Florida’s Republican-led legislature yesterday passed far-reaching legislation that adds new rules for voting by mail, including restrictions on ballot drop boxes, which has been criticized as making it harder for millions of voters to cast ballots. Alexa Corse and Jon Kamp report for the Wall Street Journal.

A bipartisan group of lawmakers — Sens. Kirsten Gillibrand (D), Chuck Grassley (R) and Joni Ernst (R) and others — introduced a new bill aimed at cracking down on sexual assaults in the ranks. “The bill would make significant changes to how sexual assault cases are handled, moving the decision-making power on whether to bring felony-level charges from the chain of command … and would also take preventatives measures, including increasing training for all members of the military from ROTC to enlisted officers, as well as criminal investigators and military prosecutors, so they have the tools they need to work on sexual assault and domestic violence cases,” Lauren Fox, Jeremy Herb and Ali Zaslav report for CNN.


The U.S. has officially started withdrawing U.S. personnel from Afghanistan, the White House confirmed yesterday. “Fewer than 100 troops, along with military equipment, have been moved largely by aircraft …, according to several US defense officials,” report Barbara Starr, Veronica Stracqualursi and Oren Liebermann for CNN.

The German military will end its training of local Afghan forces today and now focus on withdrawing from the country, the country’s defense ministry said. Reuters reporting.

Hillary Clinton and Condoleezza Rice told the House Foreign Affairs Committee that they are concerned with Biden’s plan to withdraw all U.S. troops from Afghanistan by Sept. 11, with Rice suggesting that the U.S. may need to return. One committee member told Axios that there was “A little disagreement on Afghanistan, but they both agreed we’re going to need to sustain a counterterrorism mission somehow outside of that country.” Alayna Treene reports for Axios.

“War against the U.S. will be continuing on all other fronts unless they are expelled from the rest of the Islamic world,” warned two al Qaeda operatives, with  terrorism analyst Paul Cruickshank, editor-in-chief of West Point’s CTC Sentinel, who reviewed their answers, saying it is possible “they feel buoyed by the Biden administration’s decision to pull out troops from Afghanistan, but they may also be seeking to deflect attention from the many recent losses.” Nic Robertson and Saleem Mehsud report for CNN.

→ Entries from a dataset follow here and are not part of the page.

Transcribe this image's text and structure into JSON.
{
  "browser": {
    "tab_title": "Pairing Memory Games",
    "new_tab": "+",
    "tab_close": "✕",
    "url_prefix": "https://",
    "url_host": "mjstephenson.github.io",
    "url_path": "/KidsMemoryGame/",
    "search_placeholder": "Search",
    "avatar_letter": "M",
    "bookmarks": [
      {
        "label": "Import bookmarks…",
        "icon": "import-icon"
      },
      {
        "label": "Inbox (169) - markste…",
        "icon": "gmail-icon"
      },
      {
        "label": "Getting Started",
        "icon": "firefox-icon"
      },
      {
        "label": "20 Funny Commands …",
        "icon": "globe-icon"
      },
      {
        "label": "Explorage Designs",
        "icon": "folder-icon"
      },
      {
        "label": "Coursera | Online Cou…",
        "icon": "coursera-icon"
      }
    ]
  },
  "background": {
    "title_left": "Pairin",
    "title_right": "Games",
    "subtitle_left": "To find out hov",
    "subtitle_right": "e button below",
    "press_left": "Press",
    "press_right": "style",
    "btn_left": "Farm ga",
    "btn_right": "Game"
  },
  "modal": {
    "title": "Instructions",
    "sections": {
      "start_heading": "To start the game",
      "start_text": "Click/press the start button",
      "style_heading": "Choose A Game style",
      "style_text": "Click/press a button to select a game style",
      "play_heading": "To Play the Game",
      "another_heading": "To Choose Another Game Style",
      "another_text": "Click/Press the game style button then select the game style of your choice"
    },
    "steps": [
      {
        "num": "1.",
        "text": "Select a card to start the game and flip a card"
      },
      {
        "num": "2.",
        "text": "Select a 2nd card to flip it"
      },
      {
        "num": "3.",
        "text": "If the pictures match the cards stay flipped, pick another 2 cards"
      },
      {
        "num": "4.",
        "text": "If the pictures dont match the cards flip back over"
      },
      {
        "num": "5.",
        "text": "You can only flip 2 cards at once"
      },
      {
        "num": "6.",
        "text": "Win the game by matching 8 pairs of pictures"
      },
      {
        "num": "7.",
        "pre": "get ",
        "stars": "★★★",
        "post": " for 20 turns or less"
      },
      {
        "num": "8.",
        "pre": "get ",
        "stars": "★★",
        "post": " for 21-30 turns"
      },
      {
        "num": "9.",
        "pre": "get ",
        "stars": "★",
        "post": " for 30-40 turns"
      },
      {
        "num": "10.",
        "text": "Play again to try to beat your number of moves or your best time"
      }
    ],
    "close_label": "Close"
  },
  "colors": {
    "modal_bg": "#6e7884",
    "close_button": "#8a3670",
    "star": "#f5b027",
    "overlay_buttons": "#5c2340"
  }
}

The U.S. embassy in Moscow said Friday it will reduce consular services from May 12 after Russia restricted the hiring of local staff for foreign missions. AP reporting.

Secretary of State Antony Blinken met yesterday with the director of Israel’s spy agency, Tossi Cohen, and its ambassador in Washington, Gilad Erdan, a source familiar with the meeting confirmed. Laura Kelly reports for The Hill.

Blinken will visit Ukraine next week, reports Reuters.


The novel coronavirus has infected over 32.28 million and now killed over 575,200 people in the United States, according to data compiled by Johns Hopkins University. Globally, there have been over 150.58 million confirmed coronavirus cases and over 3.16 million deaths. Sergio Hernandez, Sean O’Key, Amanda Watts, Byron Manley and Henrik Pettersson report for CNN.

AstraZeneca is struggling to gather the full data necessary to apply for U.S. approval of its Covid-19 vaccine shot, according to people familiar with the matter, further delaying efforts to secure Food and Drug Administration (FDA) approval. Jenny Strasburg and Thomas M. Burton report for the Wall street Journal.

The U.S. will start sending the Pfizer vaccine to Mexico following the expiration of the Trump administration rule barring dose export. Reuters reporting.

A map and analysis of the vaccine roll out across the U.S. is available at the New York Times.

A map and analysis of all confirmed cases of the virus in the U.S. is available at the New York Times.

U.S. and worldwide maps tracking the spread of the pandemic are available at the Washington Post.

A state-by-state guide to lockdown measures and reopenings is provided by the New York Times.

Latest updates on the pandemic at The Guardian.